Below, Cecilia Almaguer Rendón, recalls the death of her cousin Encarnación Garza in this oral history. Demanding Garza be remembered disrupts the routine erasure in Texas Rangers legends and names the importance of recognizing ethnic Mexican death, forcing a reconstruction of popular memory and a reckoning with the violence faced by countless ethnic Mexicans slaughtered in nameless bloodshed.

“At about 2:30 A.M. the ‘rinches’ came and the first thing they found was my cousin [Encarnación Garza]. They got him up just the way he was, in his underclothes. They didn’t let him put on his shoes or anything. hey put on handcuffs and made him stand in front of the car lights. One guarded him and the other searched the place.

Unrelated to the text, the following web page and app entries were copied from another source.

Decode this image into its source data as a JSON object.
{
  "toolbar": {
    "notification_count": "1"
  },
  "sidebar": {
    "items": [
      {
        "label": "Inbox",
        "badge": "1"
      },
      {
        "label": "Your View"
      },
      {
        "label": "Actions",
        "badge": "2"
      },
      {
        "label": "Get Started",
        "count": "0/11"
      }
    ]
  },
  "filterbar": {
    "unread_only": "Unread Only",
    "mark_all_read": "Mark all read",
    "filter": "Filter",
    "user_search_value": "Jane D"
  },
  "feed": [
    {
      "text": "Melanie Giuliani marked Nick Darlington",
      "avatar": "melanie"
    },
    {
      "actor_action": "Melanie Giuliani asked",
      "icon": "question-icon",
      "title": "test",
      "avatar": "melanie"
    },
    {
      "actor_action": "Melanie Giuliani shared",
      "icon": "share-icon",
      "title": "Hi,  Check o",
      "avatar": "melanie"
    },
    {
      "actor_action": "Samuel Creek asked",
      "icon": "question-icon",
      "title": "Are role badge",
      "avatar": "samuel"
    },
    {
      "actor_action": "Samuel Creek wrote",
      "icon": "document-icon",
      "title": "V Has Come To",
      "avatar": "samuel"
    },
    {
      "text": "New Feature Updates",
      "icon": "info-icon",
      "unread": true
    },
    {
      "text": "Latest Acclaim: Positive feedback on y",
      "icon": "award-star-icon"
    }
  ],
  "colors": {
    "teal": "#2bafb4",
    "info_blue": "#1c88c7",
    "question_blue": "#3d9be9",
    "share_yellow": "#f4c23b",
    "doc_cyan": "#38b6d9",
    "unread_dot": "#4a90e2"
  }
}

“Three of them entered our home, yanked us out of bed and threw us on the floor. We all bunched together. I was small and got very frightened. They wanted to know how many other men were in the house. At that time my father was not there… The ‘rinches’ didn’t ask permission of anyone to enter homes. They didn’t conduct any investigation. If you didn’t open the door they would break it with their carbines…

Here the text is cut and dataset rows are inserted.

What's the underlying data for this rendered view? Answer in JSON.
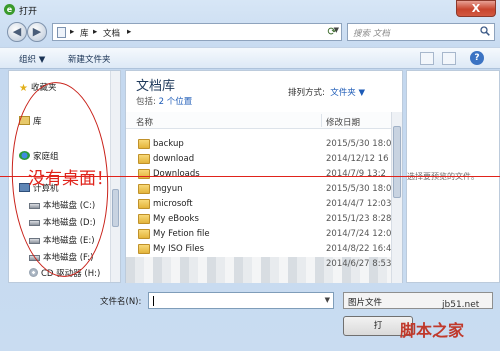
{
  "window": {
    "title": "打开",
    "close_glyph": "X"
  },
  "address": {
    "crumbs": [
      "库",
      "文档"
    ],
    "separator": "▸",
    "search_placeholder": "搜索 文档"
  },
  "toolbar": {
    "organize": "组织 ▼",
    "new_folder": "新建文件夹"
  },
  "nav_pane": {
    "items": [
      {
        "label": "收藏夹",
        "icon": "star-icon"
      },
      {
        "label": "库",
        "icon": "library-icon"
      },
      {
        "label": "家庭组",
        "icon": "homegroup-icon"
      },
      {
        "label": "计算机",
        "icon": "computer-icon"
      },
      {
        "label": "本地磁盘 (C:)",
        "icon": "drive-icon"
      },
      {
        "label": "本地磁盘 (D:)",
        "icon": "drive-icon"
      },
      {
        "label": "本地磁盘 (E:)",
        "icon": "drive-icon"
      },
      {
        "label": "本地磁盘 (F:)",
        "icon": "drive-icon"
      },
      {
        "label": "CD 驱动器 (H:)",
        "icon": "cd-drive-icon"
      }
    ]
  },
  "library": {
    "title": "文档库",
    "includes_label": "包括: ",
    "includes_link": "2 个位置",
    "arrange_label": "排列方式:",
    "arrange_value": "文件夹 ▼",
    "col_name": "名称",
    "col_date": "修改日期",
    "files": [
      {
        "name": "backup",
        "date": "2015/5/30 18:0"
      },
      {
        "name": "download",
        "date": "2014/12/12 16"
      },
      {
        "name": "Downloads",
        "date": "2014/7/9 13:2"
      },
      {
        "name": "mgyun",
        "date": "2015/5/30 18:0"
      },
      {
        "name": "microsoft",
        "date": "2014/4/7 12:03"
      },
      {
        "name": "My eBooks",
        "date": "2015/1/23 8:28"
      },
      {
        "name": "My Fetion file",
        "date": "2014/7/24 12:0"
      },
      {
        "name": "My ISO Files",
        "date": "2014/8/22 16:4"
      },
      {
        "name": "",
        "date": "2014/6/27 8:53"
      }
    ]
  },
  "preview": {
    "text": "选择要预览的文件。"
  },
  "footer": {
    "filename_label": "文件名(N):",
    "filetype": "图片文件",
    "open_button": "打"
  },
  "annotation": {
    "text": "没有桌面！",
    "color": "#e0231b"
  },
  "watermark": {
    "site": "jb51.net",
    "name": "脚本之家"
  }
}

“The ‘rinches’ then put my cousin in the car and left. They took him to a cemetery about a block away, placed him in front of a cross and shot him dead. We heard the noise. They left him laying there. The following morning instead of going to work in the fields as usual, we went to the cemetery. Poor cousin, there he was, just laying there. It happened that he has fallen right on my grandfather’s grace, although the ‘rinches’ didn’t know that. He was about twenty-one years of age. We didn’t put him in a box. We just wrapped him in a sheet and a blanket, dug a deep grave, and put him in it. Then we covered him up. The  ‘rinches’ killed him without asking him any questions. They apprehended people and took them. We were afraid to challenge them because they were like big animals and they had guns.

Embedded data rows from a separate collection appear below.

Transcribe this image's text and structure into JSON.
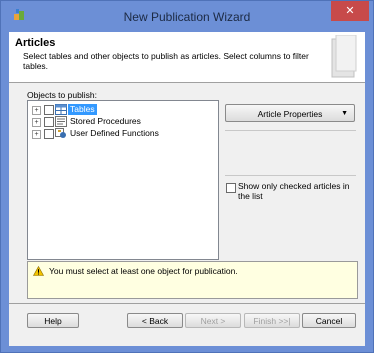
{
  "window": {
    "title": "New Publication Wizard",
    "close_glyph": "✕"
  },
  "header": {
    "title": "Articles",
    "description": "Select tables and other objects to publish as articles. Select columns to filter tables."
  },
  "objects": {
    "label": "Objects to publish:",
    "items": [
      {
        "label": "Tables",
        "selected": true,
        "icon": "table-icon"
      },
      {
        "label": "Stored Procedures",
        "selected": false,
        "icon": "stored-procedure-icon"
      },
      {
        "label": "User Defined Functions",
        "selected": false,
        "icon": "function-icon"
      }
    ],
    "expand_glyph": "+"
  },
  "article_properties": {
    "label": "Article Properties",
    "arrow": "▼"
  },
  "show_only_checked": {
    "label": "Show only checked articles in the list",
    "checked": false
  },
  "message": {
    "icon": "warning-icon",
    "text": "You must select at least one object for publication."
  },
  "buttons": {
    "help": "Help",
    "back": "< Back",
    "next": "Next >",
    "finish": "Finish >>|",
    "cancel": "Cancel"
  },
  "colors": {
    "frame": "#6c8fd6",
    "close": "#c74a4a",
    "message_bg": "#ffffe1",
    "selection": "#3399ff"
  }
}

“After that we went to Brownsville. Many families abandoned their farms and lost their belongings.”

Martínez, Oscar J. “Oral History Transcription from Cecilia Almaguer Rendón (Originally Interviewed in Brownsville in 1978 by Virgilio Sánchez. On File at the Institute of History, University of Texas at El Paso.)” In Fragments of the Mexican Revolution: Personal Accounts From the Border. Albuquerque: University of New Mexico Press, 1983.